■ Activity
Could you retype every record below exactly as it appears?

(Records contained in a dataset)
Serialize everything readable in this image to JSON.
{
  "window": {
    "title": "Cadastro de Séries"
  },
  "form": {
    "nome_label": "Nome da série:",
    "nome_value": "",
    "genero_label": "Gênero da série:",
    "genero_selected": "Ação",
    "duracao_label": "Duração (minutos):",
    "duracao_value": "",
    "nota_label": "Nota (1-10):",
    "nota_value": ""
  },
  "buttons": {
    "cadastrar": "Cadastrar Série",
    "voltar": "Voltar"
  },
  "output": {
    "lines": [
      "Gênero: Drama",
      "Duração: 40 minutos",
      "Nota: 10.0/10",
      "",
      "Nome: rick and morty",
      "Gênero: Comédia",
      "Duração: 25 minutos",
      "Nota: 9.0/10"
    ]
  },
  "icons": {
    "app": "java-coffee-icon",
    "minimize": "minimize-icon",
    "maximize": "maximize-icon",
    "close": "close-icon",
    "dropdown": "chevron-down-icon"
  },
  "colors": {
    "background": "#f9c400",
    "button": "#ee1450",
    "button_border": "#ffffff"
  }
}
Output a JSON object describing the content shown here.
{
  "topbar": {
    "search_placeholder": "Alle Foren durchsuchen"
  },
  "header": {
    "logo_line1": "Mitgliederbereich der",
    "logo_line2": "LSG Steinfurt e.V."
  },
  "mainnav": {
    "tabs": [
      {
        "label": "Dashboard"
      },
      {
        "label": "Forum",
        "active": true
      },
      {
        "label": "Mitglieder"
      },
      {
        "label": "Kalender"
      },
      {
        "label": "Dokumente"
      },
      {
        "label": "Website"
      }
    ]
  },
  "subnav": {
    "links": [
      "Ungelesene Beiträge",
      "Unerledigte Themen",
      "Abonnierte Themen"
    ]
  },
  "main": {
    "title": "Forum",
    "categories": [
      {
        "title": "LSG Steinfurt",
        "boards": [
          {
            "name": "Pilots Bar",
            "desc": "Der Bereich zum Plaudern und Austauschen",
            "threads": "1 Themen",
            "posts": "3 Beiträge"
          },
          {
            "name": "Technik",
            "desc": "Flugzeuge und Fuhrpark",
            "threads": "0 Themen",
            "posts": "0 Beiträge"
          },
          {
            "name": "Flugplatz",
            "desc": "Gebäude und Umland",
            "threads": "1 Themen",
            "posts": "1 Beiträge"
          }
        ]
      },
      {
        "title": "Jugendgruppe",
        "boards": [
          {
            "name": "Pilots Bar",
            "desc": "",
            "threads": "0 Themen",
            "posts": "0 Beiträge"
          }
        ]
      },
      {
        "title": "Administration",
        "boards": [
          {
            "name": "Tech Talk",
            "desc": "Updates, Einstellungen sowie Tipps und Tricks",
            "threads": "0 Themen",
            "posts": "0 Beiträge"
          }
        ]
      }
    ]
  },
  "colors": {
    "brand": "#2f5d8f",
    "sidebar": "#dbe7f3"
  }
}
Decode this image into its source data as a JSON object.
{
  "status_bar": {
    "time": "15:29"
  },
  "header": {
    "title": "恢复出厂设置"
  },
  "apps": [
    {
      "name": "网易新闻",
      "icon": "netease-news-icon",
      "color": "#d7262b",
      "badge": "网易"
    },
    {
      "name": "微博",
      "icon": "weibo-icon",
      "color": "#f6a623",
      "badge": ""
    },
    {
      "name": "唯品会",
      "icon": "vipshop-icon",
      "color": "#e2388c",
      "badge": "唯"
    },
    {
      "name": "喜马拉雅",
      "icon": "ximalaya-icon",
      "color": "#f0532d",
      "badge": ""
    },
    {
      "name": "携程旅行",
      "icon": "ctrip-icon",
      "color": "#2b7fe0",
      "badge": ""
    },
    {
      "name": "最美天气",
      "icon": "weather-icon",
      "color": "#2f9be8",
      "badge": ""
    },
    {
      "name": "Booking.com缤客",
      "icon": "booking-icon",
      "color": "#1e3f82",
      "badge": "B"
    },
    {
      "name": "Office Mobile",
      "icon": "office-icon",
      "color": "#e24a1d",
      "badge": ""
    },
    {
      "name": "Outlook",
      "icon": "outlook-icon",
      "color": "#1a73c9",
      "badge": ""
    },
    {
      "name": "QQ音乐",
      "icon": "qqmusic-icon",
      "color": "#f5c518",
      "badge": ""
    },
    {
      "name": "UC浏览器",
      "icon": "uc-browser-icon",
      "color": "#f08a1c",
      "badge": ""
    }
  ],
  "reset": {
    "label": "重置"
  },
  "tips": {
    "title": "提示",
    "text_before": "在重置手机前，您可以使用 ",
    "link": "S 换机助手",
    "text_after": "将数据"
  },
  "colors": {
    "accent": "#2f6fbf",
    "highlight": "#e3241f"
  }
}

■ Your response
Serialize everything readable in this image to JSON.
{
  "window": {
    "title": "Cadastro de Séries"
  },
  "form": {
    "nome_label": "Nome da série:",
    "nome_value": "",
    "genero_label": "Gênero da série:",
    "genero_selected": "Ação",
    "duracao_label": "Duração (minutos):",
    "duracao_value": "",
    "nota_label": "Nota (1-10):",
    "nota_value": ""
  },
  "buttons": {
    "cadastrar": "Cadastrar Série",
    "voltar": "Voltar"
  },
  "output": {
    "lines": [
      "Gênero: Drama",
      "Duração: 40 minutos",
      "Nota: 10.0/10",
      "",
      "Nome: rick and morty",
      "Gênero: Comédia",
      "Duração: 25 minutos",
      "Nota: 9.0/10"
    ]
  },
  "icons": {
    "app": "java-coffee-icon",
    "minimize": "minimize-icon",
    "maximize": "maximize-icon",
    "close": "close-icon",
    "dropdown": "chevron-down-icon"
  },
  "colors": {
    "background": "#f9c400",
    "button": "#ee1450",
    "button_border": "#ffffff"
  }
}
Output a JSON object describing the content shown here.
{
  "topbar": {
    "search_placeholder": "Alle Foren durchsuchen"
  },
  "header": {
    "logo_line1": "Mitgliederbereich der",
    "logo_line2": "LSG Steinfurt e.V."
  },
  "mainnav": {
    "tabs": [
      {
        "label": "Dashboard"
      },
      {
        "label": "Forum",
        "active": true
      },
      {
        "label": "Mitglieder"
      },
      {
        "label": "Kalender"
      },
      {
        "label": "Dokumente"
      },
      {
        "label": "Website"
      }
    ]
  },
  "subnav": {
    "links": [
      "Ungelesene Beiträge",
      "Unerledigte Themen",
      "Abonnierte Themen"
    ]
  },
  "main": {
    "title": "Forum",
    "categories": [
      {
        "title": "LSG Steinfurt",
        "boards": [
          {
            "name": "Pilots Bar",
            "desc": "Der Bereich zum Plaudern und Austauschen",
            "threads": "1 Themen",
            "posts": "3 Beiträge"
          },
          {
            "name": "Technik",
            "desc": "Flugzeuge und Fuhrpark",
            "threads": "0 Themen",
            "posts": "0 Beiträge"
          },
          {
            "name": "Flugplatz",
            "desc": "Gebäude und Umland",
            "threads": "1 Themen",
            "posts": "1 Beiträge"
          }
        ]
      },
      {
        "title": "Jugendgruppe",
        "boards": [
          {
            "name": "Pilots Bar",
            "desc": "",
            "threads": "0 Themen",
            "posts": "0 Beiträge"
          }
        ]
      },
      {
        "title": "Administration",
        "boards": [
          {
            "name": "Tech Talk",
            "desc": "Updates, Einstellungen sowie Tipps und Tricks",
            "threads": "0 Themen",
            "posts": "0 Beiträge"
          }
        ]
      }
    ]
  },
  "colors": {
    "brand": "#2f5d8f",
    "sidebar": "#dbe7f3"
  }
}
Decode this image into its source data as a JSON object.
{
  "status_bar": {
    "time": "15:29"
  },
  "header": {
    "title": "恢复出厂设置"
  },
  "apps": [
    {
      "name": "网易新闻",
      "icon": "netease-news-icon",
      "color": "#d7262b",
      "badge": "网易"
    },
    {
      "name": "微博",
      "icon": "weibo-icon",
      "color": "#f6a623",
      "badge": ""
    },
    {
      "name": "唯品会",
      "icon": "vipshop-icon",
      "color": "#e2388c",
      "badge": "唯"
    },
    {
      "name": "喜马拉雅",
      "icon": "ximalaya-icon",
      "color": "#f0532d",
      "badge": ""
    },
    {
      "name": "携程旅行",
      "icon": "ctrip-icon",
      "color": "#2b7fe0",
      "badge": ""
    },
    {
      "name": "最美天气",
      "icon": "weather-icon",
      "color": "#2f9be8",
      "badge": ""
    },
    {
      "name": "Booking.com缤客",
      "icon": "booking-icon",
      "color": "#1e3f82",
      "badge": "B"
    },
    {
      "name": "Office Mobile",
      "icon": "office-icon",
      "color": "#e24a1d",
      "badge": ""
    },
    {
      "name": "Outlook",
      "icon": "outlook-icon",
      "color": "#1a73c9",
      "badge": ""
    },
    {
      "name": "QQ音乐",
      "icon": "qqmusic-icon",
      "color": "#f5c518",
      "badge": ""
    },
    {
      "name": "UC浏览器",
      "icon": "uc-browser-icon",
      "color": "#f08a1c",
      "badge": ""
    }
  ],
  "reset": {
    "label": "重置"
  },
  "tips": {
    "title": "提示",
    "text_before": "在重置手机前，您可以使用 ",
    "link": "S 换机助手",
    "text_after": "将数据"
  },
  "colors": {
    "accent": "#2f6fbf",
    "highlight": "#e3241f"
  }
}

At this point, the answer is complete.